High-tech security figures to be the best way to combat counterfeit parts from reaching end users, and the U.S. Military appears to be on the forefront. Applied DNA Sciences (APDN) — a biotechnology firm that provides DNA-based authentication — announced in late August that it has signed a $3 million deal with the U.S. Department of Defense to use its SigNature botanical DNA marking technology as a method to prevent counterfeit vehicular equipment, bearings, piping, and tubing from infiltrating the supply chain. APDN now has a two-year contract with the DoD's Defense Logistics Agency.

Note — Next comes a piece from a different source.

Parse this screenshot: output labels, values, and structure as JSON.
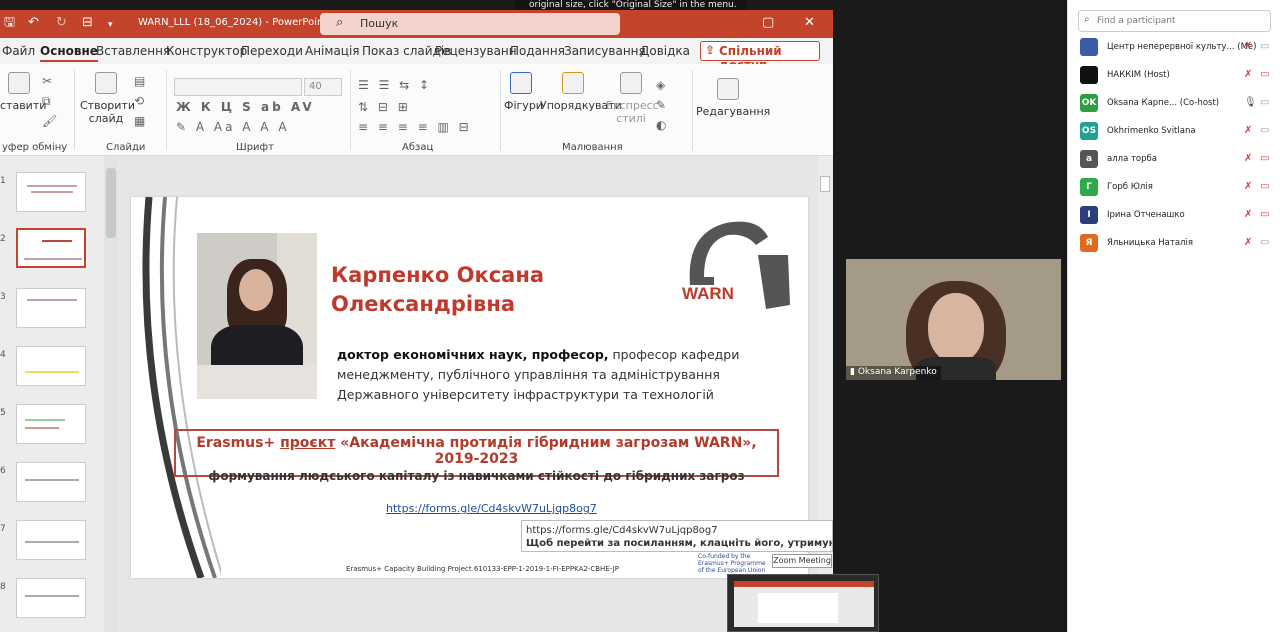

This leads to the question, can the industrial distribution market make use of this or similar technology soon? Like how aerial drones were first an exclusively military-used service and now are on the brink of commercialization, perhaps DNA marking could become a widespread method for industrial distributors to ensure they're getting what they paid for.
After all, there's arguably no industry where counterfeit parts can have so costly a result than industrial distribution. Faulty bearings, tubing, or piping can lead to major accidents and disasters. The problem is what you can't see — the quality. Counterfeit products can't handle the same load or speed of their legitimate versions, or can just plain fail. Counterfeit suppliers' websites often look authentic, and the product itself usually looks and feels the same. Often the end user doesn't find out it's a fake until it's too late.
Eventually, perhaps DNA marking could be a distribution tool to help eliminate fake and faulty products from reaching consumers. While the technology wouldn’t necessarily help distributors ensure they are acquiring legitimate product from the manufacturer, it would be a barrier to stop bad product from leaving the warehouse.
Per APDN’s press release, the company said it will perform services such as "development, test and evaluation, field trials, and transition to government operations." So perhaps DNA marking is already heading toward broad application.
DNA marking has already shown to be a deterrent of counterfeit products in the and textiles markets. With a little more time, it could have the same stopping power in the industry supply market. Evidenced by APDN’s contract with the U.S. Military, the technology is well-capable of authenticating industrial parts as well. The big question is how long is it until the technology can be implemented in distribution centers.
What do you think? Could DNA marking be the answer to thwarting counterfeit industrial products from being distributed? What technology or best practices are you currently using to stop counterfeits?